Having more fruits and vegetables on your diet and keeping saturated fats away can significantly lower the risk of heart attack among people who have been diagnosed with early stages of blood pressure, a new study has suggested.

A team of researchers at the John Hopkins University suggest that the DASH diet, also known as the Dietary Approaches to Stop Hypertension was designed to lower heart attack and cholesterol related health risks and could reduce the risk of heart ailments by as much as 20 percent.

Dr. Nisa M. Maruthur, an assistant professor of medicine at the Hopkins' School of Medicine suggests that adoption of the DASH diet could have important benefits on a public health scale, given the high incidence of mortality due to heart disease in the U.S.

The diet essentially reduces fats, red meat, sweets and sugary beverages and replaces them with whole grain, low-fat dairy products, poultry, fish and nuts. The diet is recommended by the U.S. Dietary Guidelines for Americans and the American Heart Association.

As part of the study, published in the online edition of Circulation: Cardiovascular Quality and Outcomes, the research team studies 436 people with high blood pressure or borderline hypertension who were not on medication. They were divided into two groups, one taking the DASH diet and the other following a typical American diet.
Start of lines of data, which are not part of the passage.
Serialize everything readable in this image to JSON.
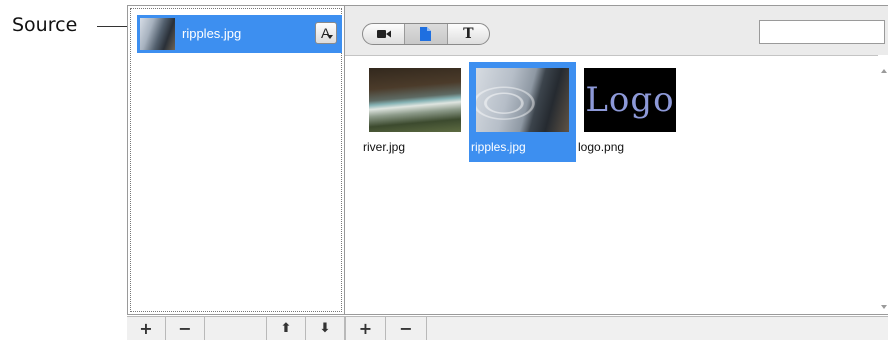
{
  "callout": {
    "label": "Source"
  },
  "sources": {
    "items": [
      {
        "name": "ripples.jpg",
        "selected": true,
        "font_button": "A"
      }
    ],
    "toolbar": {
      "add": "+",
      "remove": "−",
      "move_up": "⬆",
      "move_down": "⬇"
    }
  },
  "media": {
    "toolbar": {
      "segments": [
        {
          "icon": "video-camera-icon",
          "selected": false
        },
        {
          "icon": "document-icon",
          "selected": true
        },
        {
          "label": "T",
          "icon": "text-icon",
          "selected": false
        }
      ],
      "search_value": ""
    },
    "items": [
      {
        "name": "river.jpg",
        "selected": false,
        "thumb": "river"
      },
      {
        "name": "ripples.jpg",
        "selected": true,
        "thumb": "ripples"
      },
      {
        "name": "logo.png",
        "selected": false,
        "thumb": "logo",
        "thumb_text": "Logo"
      }
    ],
    "bottom_toolbar": {
      "add": "+",
      "remove": "−"
    }
  },
  "colors": {
    "selection": "#3d8ff0",
    "toolbar_bg": "#ebebeb",
    "border": "#9a9a9a"
  }
}
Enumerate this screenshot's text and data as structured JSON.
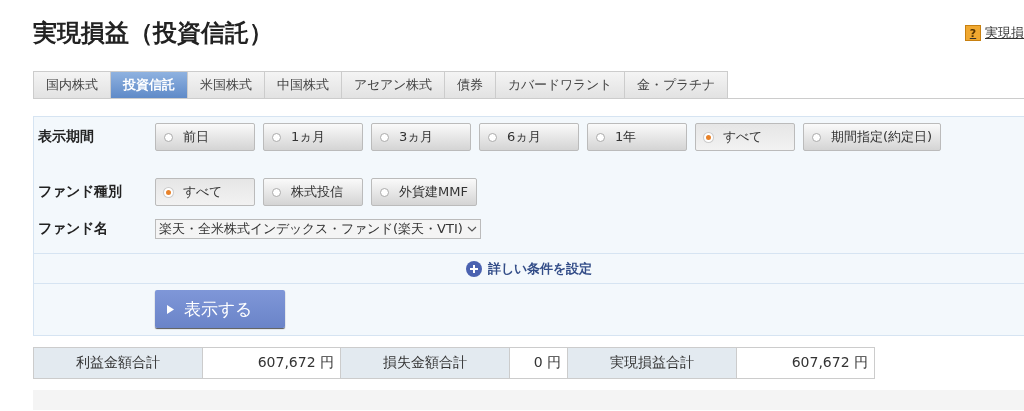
{
  "title": "実現損益（投資信託）",
  "help_link": {
    "icon": "?",
    "label": "実現損"
  },
  "tabs": [
    {
      "label": "国内株式",
      "selected": false
    },
    {
      "label": "投資信託",
      "selected": true
    },
    {
      "label": "米国株式",
      "selected": false
    },
    {
      "label": "中国株式",
      "selected": false
    },
    {
      "label": "アセアン株式",
      "selected": false
    },
    {
      "label": "債券",
      "selected": false
    },
    {
      "label": "カバードワラント",
      "selected": false
    },
    {
      "label": "金・プラチナ",
      "selected": false
    }
  ],
  "filters": {
    "period": {
      "label": "表示期間",
      "options": [
        {
          "label": "前日",
          "selected": false
        },
        {
          "label": "1ヵ月",
          "selected": false
        },
        {
          "label": "3ヵ月",
          "selected": false
        },
        {
          "label": "6ヵ月",
          "selected": false
        },
        {
          "label": "1年",
          "selected": false
        },
        {
          "label": "すべて",
          "selected": true
        },
        {
          "label": "期間指定(約定日)",
          "selected": false
        }
      ]
    },
    "fund_type": {
      "label": "ファンド種別",
      "options": [
        {
          "label": "すべて",
          "selected": true
        },
        {
          "label": "株式投信",
          "selected": false
        },
        {
          "label": "外貨建MMF",
          "selected": false
        }
      ]
    },
    "fund_name": {
      "label": "ファンド名",
      "value": "楽天・全米株式インデックス・ファンド(楽天・VTI)"
    },
    "details_link": "詳しい条件を設定",
    "submit": "表示する"
  },
  "summary": [
    {
      "label": "利益金額合計",
      "value": "607,672 円"
    },
    {
      "label": "損失金額合計",
      "value": "0 円"
    },
    {
      "label": "実現損益合計",
      "value": "607,672 円"
    }
  ]
}
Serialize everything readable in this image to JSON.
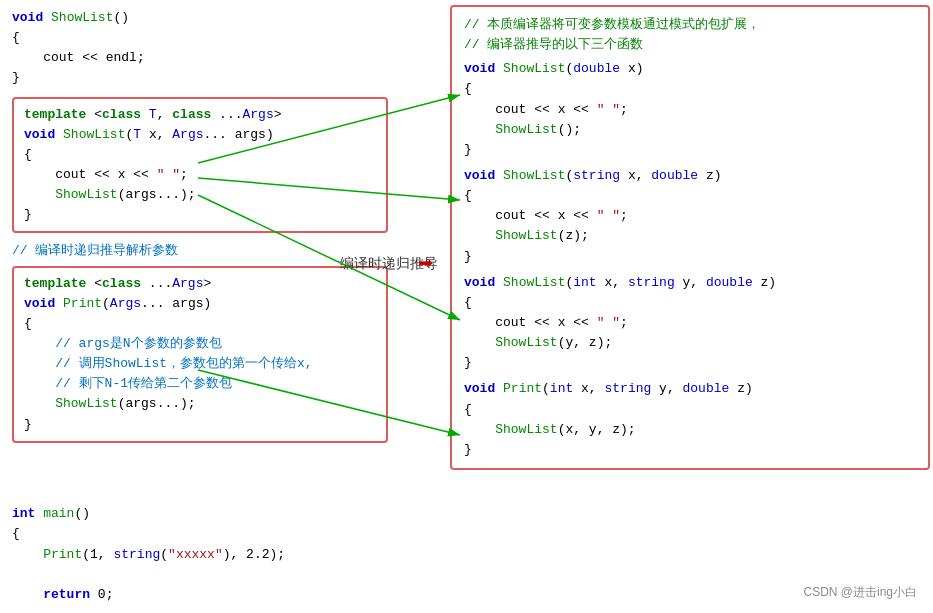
{
  "left_top": {
    "lines": [
      {
        "type": "kw",
        "text": "void"
      },
      {
        "type": "normal",
        "text": " ShowList()"
      },
      {
        "type": "normal",
        "text": "{"
      },
      {
        "type": "normal",
        "text": "    cout << endl;"
      },
      {
        "type": "normal",
        "text": "}"
      }
    ]
  },
  "template_box": {
    "line1": "template <class T, class ...Args>",
    "line2": "void ShowList(T x, Args... args)",
    "line3": "{",
    "line4": "    cout << x << \" \";",
    "line5": "    ShowList(args...);",
    "line6": "}"
  },
  "compile_comment": "// 编译时递归推导解析参数",
  "template_box2": {
    "line1": "template <class ...Args>",
    "line2": "void Print(Args... args)",
    "line3": "{",
    "line4": "    // args是N个参数的参数包",
    "line5": "    // 调用ShowList，参数包的第一个传给x,",
    "line6": "    // 剩下N-1传给第二个参数包",
    "line7": "    ShowList(args...);",
    "line8": "}"
  },
  "bottom_code": {
    "line1": "int main()",
    "line2": "{",
    "line3": "    Print(1, string(\"xxxxx\"), 2.2);",
    "line4": "",
    "line5": "    return 0;"
  },
  "right_box": {
    "comment1": "// 本质编译器将可变参数模板通过模式的包扩展，",
    "comment2": "// 编译器推导的以下三个函数",
    "block1_line1": "void ShowList(double x)",
    "block1_line2": "{",
    "block1_line3": "    cout << x << \" \";",
    "block1_line4": "    ShowList();",
    "block1_line5": "}",
    "block2_line1": "void ShowList(string x, double z)",
    "block2_line2": "{",
    "block2_line3": "    cout << x << \" \";",
    "block2_line4": "    ShowList(z);",
    "block2_line5": "}",
    "block3_line1": "void ShowList(int x, string y, double z)",
    "block3_line2": "{",
    "block3_line3": "    cout << x << \" \";",
    "block3_line4": "    ShowList(y, z);",
    "block3_line5": "}",
    "block4_line1": "void Print(int x, string y, double z)",
    "block4_line2": "{",
    "block4_line3": "    ShowList(x, y, z);",
    "block4_line4": "}"
  },
  "arrow_label": "编译时递归推导",
  "arrow_symbol": "→",
  "watermark": "CSDN @进击ing小白"
}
The researchers used the Framingham Heart Study risk equation to determine the risk of having a heart attack over ten years. After eight weeks, the DASH dieters had reduced their risk of heart attack by 18 percent compared to those eating the American diet. It was also observed that their low-density lipoprotein or "bad" cholesterol levels had reduced by seven percent and the systolic blood pressure went down by 7 mm Hg.
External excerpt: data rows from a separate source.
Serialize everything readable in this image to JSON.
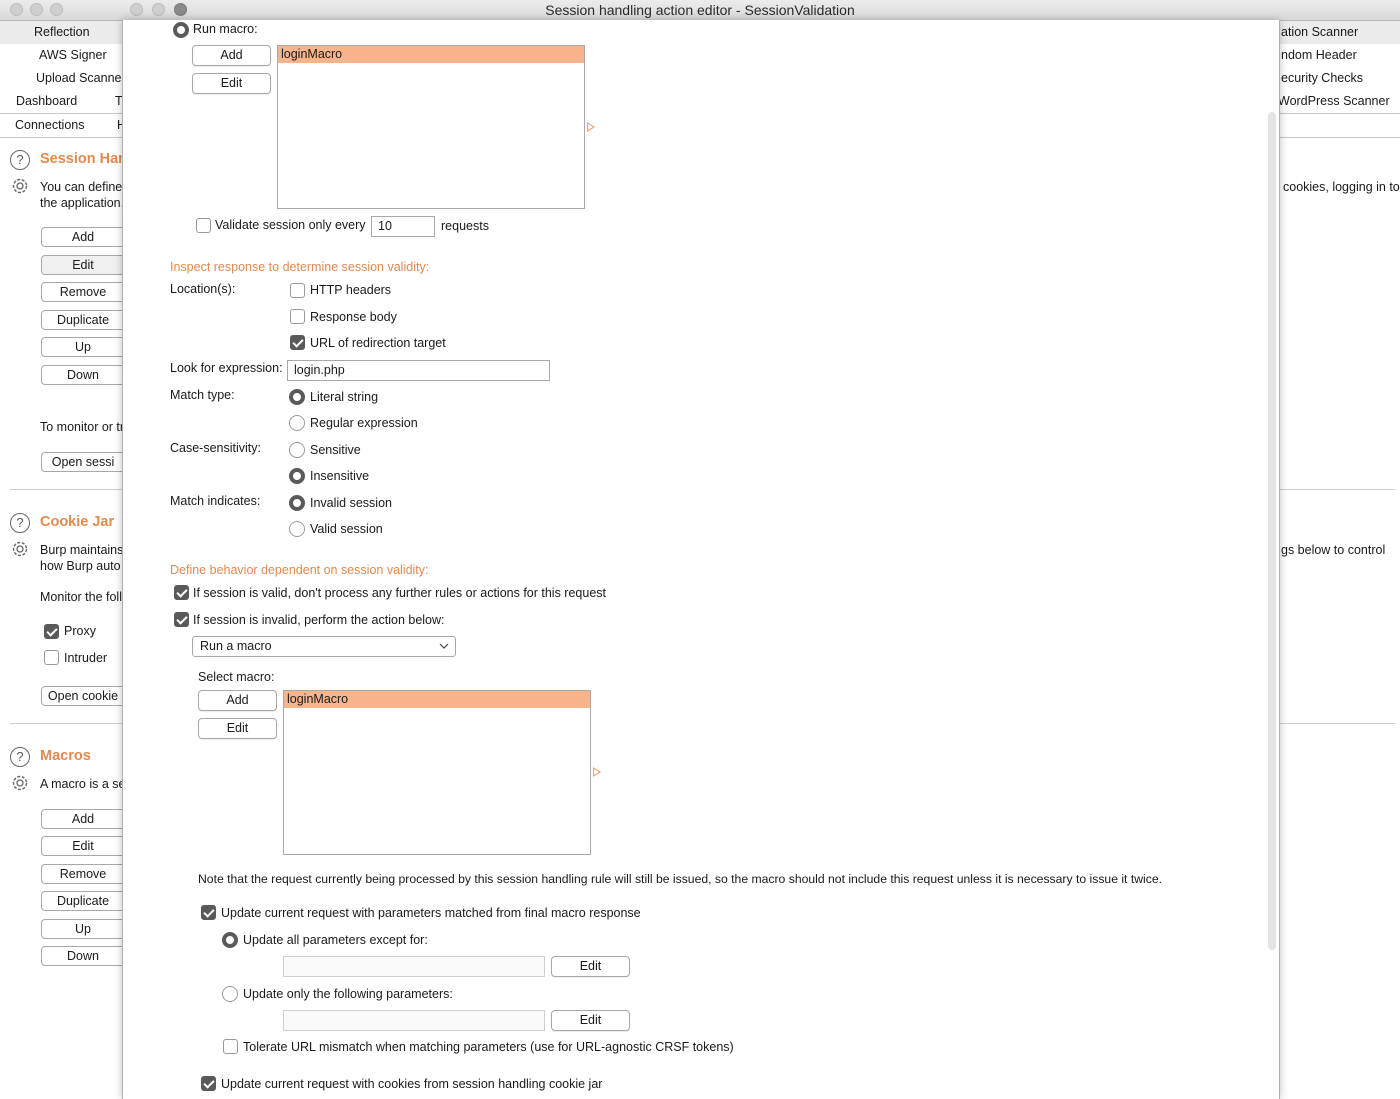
{
  "window": {
    "title": "Session handling action editor - SessionValidation"
  },
  "background": {
    "tabs_row1_left": "Reflection",
    "tabs_row2_left": "AWS Signer",
    "tabs_row3_left": "Upload Scanne",
    "tabs_row4_left": [
      "Dashboard",
      "T"
    ],
    "tabs_row5_left": [
      "Connections",
      "H"
    ],
    "tabs_right": [
      "ation Scanner",
      "ndom Header",
      "ecurity Checks",
      "WordPress Scanner"
    ],
    "session": {
      "title": "Session Han",
      "desc1": "You can define",
      "desc2": "the application,",
      "desc_right": "cookies, logging in to",
      "buttons": [
        "Add",
        "Edit",
        "Remove",
        "Duplicate",
        "Up",
        "Down"
      ],
      "monitor_text": "To monitor or tr",
      "open_button": "Open sessi"
    },
    "cookiejar": {
      "title": "Cookie Jar",
      "desc1": "Burp maintains",
      "desc2": "how Burp auto",
      "desc_right": "gs below to control",
      "monitor_text": "Monitor the follo",
      "proxy_label": "Proxy",
      "intruder_label": "Intruder",
      "open_button": "Open cookie"
    },
    "macros": {
      "title": "Macros",
      "desc1": "A macro is a se",
      "buttons": [
        "Add",
        "Edit",
        "Remove",
        "Duplicate",
        "Up",
        "Down"
      ]
    }
  },
  "dialog": {
    "run_macro_label": "Run macro:",
    "top_add": "Add",
    "top_edit": "Edit",
    "top_macro_selected": "loginMacro",
    "validate_label": "Validate session only every",
    "validate_value": "10",
    "requests_label": "requests",
    "inspect_section": "Inspect response to determine session validity:",
    "locations_label": "Location(s):",
    "loc_http_headers": "HTTP headers",
    "loc_response_body": "Response body",
    "loc_url_redirect": "URL of redirection target",
    "look_for_label": "Look for expression:",
    "look_for_value": "login.php",
    "match_type_label": "Match type:",
    "match_literal": "Literal string",
    "match_regex": "Regular expression",
    "case_label": "Case-sensitivity:",
    "case_sensitive": "Sensitive",
    "case_insensitive": "Insensitive",
    "match_indicates_label": "Match indicates:",
    "invalid_session": "Invalid session",
    "valid_session": "Valid session",
    "define_section": "Define behavior dependent on session validity:",
    "if_valid_label": "If session is valid, don't process any further rules or actions for this request",
    "if_invalid_label": "If session is invalid, perform the action below:",
    "action_select": "Run a macro",
    "select_macro_label": "Select macro:",
    "bottom_add": "Add",
    "bottom_edit": "Edit",
    "bottom_macro_selected": "loginMacro",
    "note": "Note that the request currently being processed by this session handling rule will still be issued, so the macro should not include this request unless it is necessary to issue it twice.",
    "update_params_label": "Update current request with parameters matched from final macro response",
    "update_all_label": "Update all parameters except for:",
    "edit_label_1": "Edit",
    "update_only_label": "Update only the following parameters:",
    "edit_label_2": "Edit",
    "tolerate_label": "Tolerate URL mismatch when matching parameters (use for URL-agnostic CRSF tokens)",
    "update_cookies_label": "Update current request with cookies from session handling cookie jar"
  },
  "colors": {
    "accent": "#e08a50",
    "selection": "#f8b48b"
  }
}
Additionally, it was observed that black participants had the greater benefits from the diet as their heart risk decline was by 22 percent over those with a typical diet. And those who ate the American diet plus fruits and vegetables reduced their risk by 11 percent compared to the ones eating regular American meals.